WORK INSTRUCTIONS - Repeat every record below exactly as written.

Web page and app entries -
::::

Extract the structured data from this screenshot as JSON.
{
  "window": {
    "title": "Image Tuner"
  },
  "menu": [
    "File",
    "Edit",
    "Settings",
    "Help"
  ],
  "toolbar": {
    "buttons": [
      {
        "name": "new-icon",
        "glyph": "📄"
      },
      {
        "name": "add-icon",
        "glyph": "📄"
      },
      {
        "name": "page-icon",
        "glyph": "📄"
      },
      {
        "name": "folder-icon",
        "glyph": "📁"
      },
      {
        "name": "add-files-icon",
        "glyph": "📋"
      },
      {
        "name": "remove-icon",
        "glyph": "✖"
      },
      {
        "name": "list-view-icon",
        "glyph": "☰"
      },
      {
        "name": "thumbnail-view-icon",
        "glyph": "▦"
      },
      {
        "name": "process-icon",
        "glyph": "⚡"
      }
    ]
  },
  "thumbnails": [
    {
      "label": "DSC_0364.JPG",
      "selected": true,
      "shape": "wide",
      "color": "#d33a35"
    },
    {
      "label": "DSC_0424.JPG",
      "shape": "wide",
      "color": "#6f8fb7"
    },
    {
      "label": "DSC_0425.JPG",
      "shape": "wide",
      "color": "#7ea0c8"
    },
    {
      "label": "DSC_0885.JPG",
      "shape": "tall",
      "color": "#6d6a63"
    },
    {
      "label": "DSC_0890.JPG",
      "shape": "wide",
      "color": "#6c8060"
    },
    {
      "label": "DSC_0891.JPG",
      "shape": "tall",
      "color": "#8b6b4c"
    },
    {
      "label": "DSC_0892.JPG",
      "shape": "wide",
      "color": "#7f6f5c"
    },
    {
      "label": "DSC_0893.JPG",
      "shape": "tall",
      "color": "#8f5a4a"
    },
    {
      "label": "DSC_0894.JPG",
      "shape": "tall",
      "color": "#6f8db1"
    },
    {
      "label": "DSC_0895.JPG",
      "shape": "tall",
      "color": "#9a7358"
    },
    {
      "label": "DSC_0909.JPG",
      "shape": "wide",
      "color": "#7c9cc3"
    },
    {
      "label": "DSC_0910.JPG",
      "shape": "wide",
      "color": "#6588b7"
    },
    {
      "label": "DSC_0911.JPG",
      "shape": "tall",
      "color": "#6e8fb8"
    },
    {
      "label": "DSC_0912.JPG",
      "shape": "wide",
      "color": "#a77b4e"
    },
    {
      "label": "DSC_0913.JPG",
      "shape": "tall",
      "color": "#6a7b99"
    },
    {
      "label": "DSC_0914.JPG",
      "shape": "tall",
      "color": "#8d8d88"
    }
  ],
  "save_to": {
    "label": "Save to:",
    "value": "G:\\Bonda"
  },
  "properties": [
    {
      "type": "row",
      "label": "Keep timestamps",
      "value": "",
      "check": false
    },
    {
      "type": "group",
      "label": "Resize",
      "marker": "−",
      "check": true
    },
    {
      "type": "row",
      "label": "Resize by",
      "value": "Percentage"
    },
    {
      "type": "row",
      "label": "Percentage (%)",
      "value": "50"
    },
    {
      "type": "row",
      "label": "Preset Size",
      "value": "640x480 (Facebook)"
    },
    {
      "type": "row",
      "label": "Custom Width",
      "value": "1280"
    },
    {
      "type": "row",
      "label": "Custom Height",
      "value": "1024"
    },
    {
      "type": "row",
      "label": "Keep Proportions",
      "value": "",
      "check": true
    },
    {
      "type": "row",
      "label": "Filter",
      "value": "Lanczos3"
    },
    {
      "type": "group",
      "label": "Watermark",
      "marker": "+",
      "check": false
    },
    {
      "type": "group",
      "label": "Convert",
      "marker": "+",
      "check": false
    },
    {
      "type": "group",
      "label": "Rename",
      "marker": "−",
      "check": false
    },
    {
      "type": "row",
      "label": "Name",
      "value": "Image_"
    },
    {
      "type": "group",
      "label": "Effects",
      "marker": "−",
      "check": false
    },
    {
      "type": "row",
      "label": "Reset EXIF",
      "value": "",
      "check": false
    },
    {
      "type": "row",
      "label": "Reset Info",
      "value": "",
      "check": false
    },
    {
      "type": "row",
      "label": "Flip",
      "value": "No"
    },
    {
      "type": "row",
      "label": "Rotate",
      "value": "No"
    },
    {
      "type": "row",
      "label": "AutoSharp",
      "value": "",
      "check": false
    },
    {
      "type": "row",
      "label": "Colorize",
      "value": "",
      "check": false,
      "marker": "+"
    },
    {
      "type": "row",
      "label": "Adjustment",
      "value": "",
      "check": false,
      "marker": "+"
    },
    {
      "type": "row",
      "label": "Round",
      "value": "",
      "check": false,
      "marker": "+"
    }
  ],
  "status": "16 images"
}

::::

RESULT FOR THIS EXERCISE -
Extract the structured data from this screenshot as JSON.
{
  "window": {
    "title": "Image Tuner"
  },
  "menu": [
    "File",
    "Edit",
    "Settings",
    "Help"
  ],
  "toolbar": {
    "buttons": [
      {
        "name": "new-icon",
        "glyph": "📄"
      },
      {
        "name": "add-icon",
        "glyph": "📄"
      },
      {
        "name": "page-icon",
        "glyph": "📄"
      },
      {
        "name": "folder-icon",
        "glyph": "📁"
      },
      {
        "name": "add-files-icon",
        "glyph": "📋"
      },
      {
        "name": "remove-icon",
        "glyph": "✖"
      },
      {
        "name": "list-view-icon",
        "glyph": "☰"
      },
      {
        "name": "thumbnail-view-icon",
        "glyph": "▦"
      },
      {
        "name": "process-icon",
        "glyph": "⚡"
      }
    ]
  },
  "thumbnails": [
    {
      "label": "DSC_0364.JPG",
      "selected": true,
      "shape": "wide",
      "color": "#d33a35"
    },
    {
      "label": "DSC_0424.JPG",
      "shape": "wide",
      "color": "#6f8fb7"
    },
    {
      "label": "DSC_0425.JPG",
      "shape": "wide",
      "color": "#7ea0c8"
    },
    {
      "label": "DSC_0885.JPG",
      "shape": "tall",
      "color": "#6d6a63"
    },
    {
      "label": "DSC_0890.JPG",
      "shape": "wide",
      "color": "#6c8060"
    },
    {
      "label": "DSC_0891.JPG",
      "shape": "tall",
      "color": "#8b6b4c"
    },
    {
      "label": "DSC_0892.JPG",
      "shape": "wide",
      "color": "#7f6f5c"
    },
    {
      "label": "DSC_0893.JPG",
      "shape": "tall",
      "color": "#8f5a4a"
    },
    {
      "label": "DSC_0894.JPG",
      "shape": "tall",
      "color": "#6f8db1"
    },
    {
      "label": "DSC_0895.JPG",
      "shape": "tall",
      "color": "#9a7358"
    },
    {
      "label": "DSC_0909.JPG",
      "shape": "wide",
      "color": "#7c9cc3"
    },
    {
      "label": "DSC_0910.JPG",
      "shape": "wide",
      "color": "#6588b7"
    },
    {
      "label": "DSC_0911.JPG",
      "shape": "tall",
      "color": "#6e8fb8"
    },
    {
      "label": "DSC_0912.JPG",
      "shape": "wide",
      "color": "#a77b4e"
    },
    {
      "label": "DSC_0913.JPG",
      "shape": "tall",
      "color": "#6a7b99"
    },
    {
      "label": "DSC_0914.JPG",
      "shape": "tall",
      "color": "#8d8d88"
    }
  ],
  "save_to": {
    "label": "Save to:",
    "value": "G:\\Bonda"
  },
  "properties": [
    {
      "type": "row",
      "label": "Keep timestamps",
      "value": "",
      "check": false
    },
    {
      "type": "group",
      "label": "Resize",
      "marker": "−",
      "check": true
    },
    {
      "type": "row",
      "label": "Resize by",
      "value": "Percentage"
    },
    {
      "type": "row",
      "label": "Percentage (%)",
      "value": "50"
    },
    {
      "type": "row",
      "label": "Preset Size",
      "value": "640x480 (Facebook)"
    },
    {
      "type": "row",
      "label": "Custom Width",
      "value": "1280"
    },
    {
      "type": "row",
      "label": "Custom Height",
      "value": "1024"
    },
    {
      "type": "row",
      "label": "Keep Proportions",
      "value": "",
      "check": true
    },
    {
      "type": "row",
      "label": "Filter",
      "value": "Lanczos3"
    },
    {
      "type": "group",
      "label": "Watermark",
      "marker": "+",
      "check": false
    },
    {
      "type": "group",
      "label": "Convert",
      "marker": "+",
      "check": false
    },
    {
      "type": "group",
      "label": "Rename",
      "marker": "−",
      "check": false
    },
    {
      "type": "row",
      "label": "Name",
      "value": "Image_"
    },
    {
      "type": "group",
      "label": "Effects",
      "marker": "−",
      "check": false
    },
    {
      "type": "row",
      "label": "Reset EXIF",
      "value": "",
      "check": false
    },
    {
      "type": "row",
      "label": "Reset Info",
      "value": "",
      "check": false
    },
    {
      "type": "row",
      "label": "Flip",
      "value": "No"
    },
    {
      "type": "row",
      "label": "Rotate",
      "value": "No"
    },
    {
      "type": "row",
      "label": "AutoSharp",
      "value": "",
      "check": false
    },
    {
      "type": "row",
      "label": "Colorize",
      "value": "",
      "check": false,
      "marker": "+"
    },
    {
      "type": "row",
      "label": "Adjustment",
      "value": "",
      "check": false,
      "marker": "+"
    },
    {
      "type": "row",
      "label": "Round",
      "value": "",
      "check": false,
      "marker": "+"
    }
  ],
  "status": "16 images"
}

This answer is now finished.